Micro Mini Kukunoor: I know. You already tried your hand at it with that last bit in Bombay to Bangkok.
Back in the film itself, plenty of things happen which I am afraid cannot be revealed given a request that reads like this:
This is Nagesh. I just want to make a personal, humble and unusual request to you that you not divulge the ending of my film in your reviews.
Given that it is a thriller and a murder mystery, its USP is the finale. I hope to reach as wide an audience as possible and I fear that the revelation of the climax may turn many viewers away.
Thanking you in advance.
I get sucked into the computer screen as I see Kukunoor is sitting at his desk trying to type an email. He’s looking at the screen as Kukunoor’s Conscience, now a mere speck on his desk says: You are doomed. Critics are going to give away the end on Day 1 and once people know the end, they will surely not watch the film. Because they would be like: What?????
Kukunoor: Oh shut up, I remember my Hrishikesh Mukherjee films. All I need to do is name the boat after one of his films that is based on this very premise and keep using it as a cutaway. That should legitimise it with the critics and also work as a clue and tribute.

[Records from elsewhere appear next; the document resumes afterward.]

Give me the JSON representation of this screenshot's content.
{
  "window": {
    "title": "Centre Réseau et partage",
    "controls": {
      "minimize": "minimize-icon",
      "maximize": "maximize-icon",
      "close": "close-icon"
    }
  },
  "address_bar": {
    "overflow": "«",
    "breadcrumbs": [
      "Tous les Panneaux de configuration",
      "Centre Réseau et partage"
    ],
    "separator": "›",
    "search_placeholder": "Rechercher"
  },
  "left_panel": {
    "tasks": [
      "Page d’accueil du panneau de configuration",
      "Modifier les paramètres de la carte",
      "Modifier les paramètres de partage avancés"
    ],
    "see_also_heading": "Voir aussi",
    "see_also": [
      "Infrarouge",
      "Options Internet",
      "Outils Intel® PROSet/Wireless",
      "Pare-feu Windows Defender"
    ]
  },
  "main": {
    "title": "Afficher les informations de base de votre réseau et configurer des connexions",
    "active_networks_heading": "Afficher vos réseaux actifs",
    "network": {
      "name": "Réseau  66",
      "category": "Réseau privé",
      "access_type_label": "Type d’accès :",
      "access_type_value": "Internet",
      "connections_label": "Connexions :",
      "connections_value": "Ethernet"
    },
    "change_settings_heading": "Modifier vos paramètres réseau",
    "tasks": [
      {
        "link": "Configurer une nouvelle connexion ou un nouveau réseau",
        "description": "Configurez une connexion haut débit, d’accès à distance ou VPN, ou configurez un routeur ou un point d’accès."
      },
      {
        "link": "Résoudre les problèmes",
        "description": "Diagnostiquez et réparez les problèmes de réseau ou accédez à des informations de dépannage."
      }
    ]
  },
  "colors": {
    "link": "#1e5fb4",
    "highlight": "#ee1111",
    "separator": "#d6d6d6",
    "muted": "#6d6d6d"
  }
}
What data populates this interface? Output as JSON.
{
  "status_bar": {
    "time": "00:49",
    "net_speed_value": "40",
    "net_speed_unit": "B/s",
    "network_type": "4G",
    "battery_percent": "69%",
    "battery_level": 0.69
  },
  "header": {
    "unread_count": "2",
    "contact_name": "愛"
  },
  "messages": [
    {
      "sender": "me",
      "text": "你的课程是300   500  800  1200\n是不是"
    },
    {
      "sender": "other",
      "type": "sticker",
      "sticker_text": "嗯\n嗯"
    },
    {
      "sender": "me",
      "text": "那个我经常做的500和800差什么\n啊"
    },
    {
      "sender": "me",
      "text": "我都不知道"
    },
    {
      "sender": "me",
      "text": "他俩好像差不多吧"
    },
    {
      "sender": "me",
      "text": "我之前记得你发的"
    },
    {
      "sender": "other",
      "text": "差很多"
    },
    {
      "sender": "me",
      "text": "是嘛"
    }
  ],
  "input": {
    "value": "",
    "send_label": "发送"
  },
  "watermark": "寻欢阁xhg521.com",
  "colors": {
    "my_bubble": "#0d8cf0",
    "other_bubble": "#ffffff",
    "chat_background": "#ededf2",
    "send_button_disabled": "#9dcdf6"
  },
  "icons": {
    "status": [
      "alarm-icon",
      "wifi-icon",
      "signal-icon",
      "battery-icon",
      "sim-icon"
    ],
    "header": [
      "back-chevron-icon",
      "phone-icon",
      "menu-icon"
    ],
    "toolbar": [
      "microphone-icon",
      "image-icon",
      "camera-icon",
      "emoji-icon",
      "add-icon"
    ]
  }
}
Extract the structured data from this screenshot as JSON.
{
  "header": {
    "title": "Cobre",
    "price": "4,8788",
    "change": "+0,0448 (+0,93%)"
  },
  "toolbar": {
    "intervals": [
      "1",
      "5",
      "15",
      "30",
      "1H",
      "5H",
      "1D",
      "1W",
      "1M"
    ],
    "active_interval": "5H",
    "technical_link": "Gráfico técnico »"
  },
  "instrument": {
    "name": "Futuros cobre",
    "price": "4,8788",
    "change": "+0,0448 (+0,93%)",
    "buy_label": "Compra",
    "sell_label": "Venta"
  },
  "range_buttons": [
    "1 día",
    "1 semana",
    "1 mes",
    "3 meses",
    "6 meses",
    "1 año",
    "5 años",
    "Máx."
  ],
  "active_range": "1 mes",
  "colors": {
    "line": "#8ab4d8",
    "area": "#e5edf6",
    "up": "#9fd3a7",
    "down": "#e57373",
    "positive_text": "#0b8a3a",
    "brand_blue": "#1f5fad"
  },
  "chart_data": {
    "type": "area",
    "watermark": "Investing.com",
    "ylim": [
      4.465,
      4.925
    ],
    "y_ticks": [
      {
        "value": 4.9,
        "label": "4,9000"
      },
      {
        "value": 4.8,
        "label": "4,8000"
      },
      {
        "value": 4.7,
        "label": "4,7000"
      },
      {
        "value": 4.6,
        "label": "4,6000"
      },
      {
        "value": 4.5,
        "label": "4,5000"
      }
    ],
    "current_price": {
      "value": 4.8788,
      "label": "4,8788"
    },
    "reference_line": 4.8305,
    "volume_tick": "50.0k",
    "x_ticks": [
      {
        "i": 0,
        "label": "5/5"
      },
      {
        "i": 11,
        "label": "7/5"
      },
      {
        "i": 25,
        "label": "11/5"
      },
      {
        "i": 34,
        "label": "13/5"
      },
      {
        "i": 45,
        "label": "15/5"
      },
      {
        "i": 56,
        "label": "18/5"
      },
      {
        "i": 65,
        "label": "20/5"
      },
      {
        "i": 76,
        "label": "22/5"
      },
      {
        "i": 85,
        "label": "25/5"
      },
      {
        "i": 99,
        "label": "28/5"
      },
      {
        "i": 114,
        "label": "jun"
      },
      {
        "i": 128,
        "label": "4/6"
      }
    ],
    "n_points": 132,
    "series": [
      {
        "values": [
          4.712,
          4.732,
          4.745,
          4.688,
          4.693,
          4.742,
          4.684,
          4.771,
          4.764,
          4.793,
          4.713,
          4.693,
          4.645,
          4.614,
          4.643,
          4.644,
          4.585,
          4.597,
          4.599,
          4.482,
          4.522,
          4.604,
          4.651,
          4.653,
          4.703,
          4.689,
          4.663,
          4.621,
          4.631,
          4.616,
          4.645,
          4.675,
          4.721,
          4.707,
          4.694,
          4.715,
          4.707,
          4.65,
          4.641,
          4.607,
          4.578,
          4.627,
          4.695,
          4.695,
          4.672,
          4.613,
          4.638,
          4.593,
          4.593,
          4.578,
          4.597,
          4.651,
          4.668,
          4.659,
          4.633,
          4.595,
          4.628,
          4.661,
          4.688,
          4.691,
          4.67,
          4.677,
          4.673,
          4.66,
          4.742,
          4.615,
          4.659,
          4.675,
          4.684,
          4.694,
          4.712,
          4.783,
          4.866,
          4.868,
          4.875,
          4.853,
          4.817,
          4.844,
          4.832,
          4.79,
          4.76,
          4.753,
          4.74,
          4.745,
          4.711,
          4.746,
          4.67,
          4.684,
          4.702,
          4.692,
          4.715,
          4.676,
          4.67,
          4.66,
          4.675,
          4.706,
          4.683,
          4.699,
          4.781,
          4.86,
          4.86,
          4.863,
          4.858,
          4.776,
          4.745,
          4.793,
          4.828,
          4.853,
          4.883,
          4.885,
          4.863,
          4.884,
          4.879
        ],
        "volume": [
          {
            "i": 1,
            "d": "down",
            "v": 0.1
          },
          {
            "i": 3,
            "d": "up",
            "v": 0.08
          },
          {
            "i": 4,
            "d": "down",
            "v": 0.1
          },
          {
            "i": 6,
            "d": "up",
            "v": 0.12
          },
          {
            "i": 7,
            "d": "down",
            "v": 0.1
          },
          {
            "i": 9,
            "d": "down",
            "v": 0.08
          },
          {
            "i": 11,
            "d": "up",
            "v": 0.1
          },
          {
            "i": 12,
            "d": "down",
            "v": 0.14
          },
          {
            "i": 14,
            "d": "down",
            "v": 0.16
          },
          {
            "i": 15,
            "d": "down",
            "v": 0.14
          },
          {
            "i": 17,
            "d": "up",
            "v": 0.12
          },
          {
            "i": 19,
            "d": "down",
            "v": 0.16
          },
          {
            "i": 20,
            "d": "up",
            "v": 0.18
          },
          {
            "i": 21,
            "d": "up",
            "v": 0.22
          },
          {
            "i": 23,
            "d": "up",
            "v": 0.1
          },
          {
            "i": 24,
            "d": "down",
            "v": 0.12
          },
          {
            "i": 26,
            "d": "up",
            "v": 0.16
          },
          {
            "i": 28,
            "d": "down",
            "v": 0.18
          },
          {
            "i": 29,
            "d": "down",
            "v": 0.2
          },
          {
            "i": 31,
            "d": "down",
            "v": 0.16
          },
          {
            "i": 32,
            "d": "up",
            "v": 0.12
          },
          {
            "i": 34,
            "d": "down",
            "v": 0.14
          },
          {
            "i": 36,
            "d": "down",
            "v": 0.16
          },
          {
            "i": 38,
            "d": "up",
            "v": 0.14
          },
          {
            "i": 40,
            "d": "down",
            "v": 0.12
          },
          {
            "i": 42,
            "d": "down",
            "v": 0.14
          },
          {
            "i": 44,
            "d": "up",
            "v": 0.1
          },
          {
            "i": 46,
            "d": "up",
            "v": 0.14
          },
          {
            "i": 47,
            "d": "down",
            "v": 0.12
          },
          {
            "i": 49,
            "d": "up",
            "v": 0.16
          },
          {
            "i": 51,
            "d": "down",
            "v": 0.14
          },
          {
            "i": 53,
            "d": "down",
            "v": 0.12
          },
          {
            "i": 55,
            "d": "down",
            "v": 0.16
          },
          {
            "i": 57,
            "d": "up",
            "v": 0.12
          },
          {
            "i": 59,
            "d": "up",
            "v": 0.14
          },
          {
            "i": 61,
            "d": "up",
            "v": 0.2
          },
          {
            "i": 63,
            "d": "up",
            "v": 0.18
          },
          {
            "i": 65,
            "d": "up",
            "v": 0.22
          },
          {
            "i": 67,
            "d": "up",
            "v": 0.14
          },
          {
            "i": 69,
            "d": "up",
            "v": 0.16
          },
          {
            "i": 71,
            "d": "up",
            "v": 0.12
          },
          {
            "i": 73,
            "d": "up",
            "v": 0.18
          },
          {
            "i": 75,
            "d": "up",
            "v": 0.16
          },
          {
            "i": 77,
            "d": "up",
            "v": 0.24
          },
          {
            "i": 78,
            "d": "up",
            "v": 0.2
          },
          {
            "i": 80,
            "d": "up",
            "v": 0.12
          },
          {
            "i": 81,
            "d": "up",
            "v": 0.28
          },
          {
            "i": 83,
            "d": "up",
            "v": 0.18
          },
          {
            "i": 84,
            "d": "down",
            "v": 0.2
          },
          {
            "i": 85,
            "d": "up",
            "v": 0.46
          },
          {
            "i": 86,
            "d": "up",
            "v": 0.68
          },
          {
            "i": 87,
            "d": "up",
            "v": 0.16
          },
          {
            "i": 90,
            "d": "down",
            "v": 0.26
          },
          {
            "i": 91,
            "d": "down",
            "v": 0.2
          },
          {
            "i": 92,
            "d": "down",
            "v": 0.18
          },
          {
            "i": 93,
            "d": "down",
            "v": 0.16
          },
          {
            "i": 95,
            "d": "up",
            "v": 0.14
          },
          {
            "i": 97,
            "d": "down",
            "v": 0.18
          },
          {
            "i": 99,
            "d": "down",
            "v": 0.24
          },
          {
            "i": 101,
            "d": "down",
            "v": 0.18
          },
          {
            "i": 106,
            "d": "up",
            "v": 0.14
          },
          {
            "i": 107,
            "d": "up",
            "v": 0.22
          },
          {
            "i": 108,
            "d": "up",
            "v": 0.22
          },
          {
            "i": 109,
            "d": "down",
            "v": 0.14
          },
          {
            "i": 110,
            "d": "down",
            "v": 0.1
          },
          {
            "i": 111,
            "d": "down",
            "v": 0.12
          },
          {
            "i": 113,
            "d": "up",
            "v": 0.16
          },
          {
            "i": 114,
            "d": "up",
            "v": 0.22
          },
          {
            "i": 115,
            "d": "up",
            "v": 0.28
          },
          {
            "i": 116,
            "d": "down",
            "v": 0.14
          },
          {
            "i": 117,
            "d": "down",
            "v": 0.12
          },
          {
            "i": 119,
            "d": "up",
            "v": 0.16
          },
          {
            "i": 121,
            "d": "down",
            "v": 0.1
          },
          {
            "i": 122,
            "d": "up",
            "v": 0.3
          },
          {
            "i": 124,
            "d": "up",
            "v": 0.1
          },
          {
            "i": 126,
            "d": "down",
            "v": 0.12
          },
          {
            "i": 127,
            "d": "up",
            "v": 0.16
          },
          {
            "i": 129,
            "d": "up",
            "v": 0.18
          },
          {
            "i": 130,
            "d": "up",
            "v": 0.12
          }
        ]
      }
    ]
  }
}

Soon, the end credits roll up with the signature Akshay-Kumar-film-rap accompanying it (with Bohemia) and Kukunoor finally makes his cameo – as an item boy getting drenched in the water with Akshay.
Back at the set, the actor directs the filmmaker.
Akshay: Trust me Nagesh. I know what I am doing with this. It’s a must-do in all my films… Come on, join me.
And that is how Nagesh Kukunoor learnt the Bollywood dance.
In other words: Tasveer 8×10 is a little under-developed, like all Bollywood films seems to be botched up in a dark room and the picture itself surely didn’t demand to be blown up this big. But then, if you like your poster-boys, forget everything else and be mind-numbingly entertained.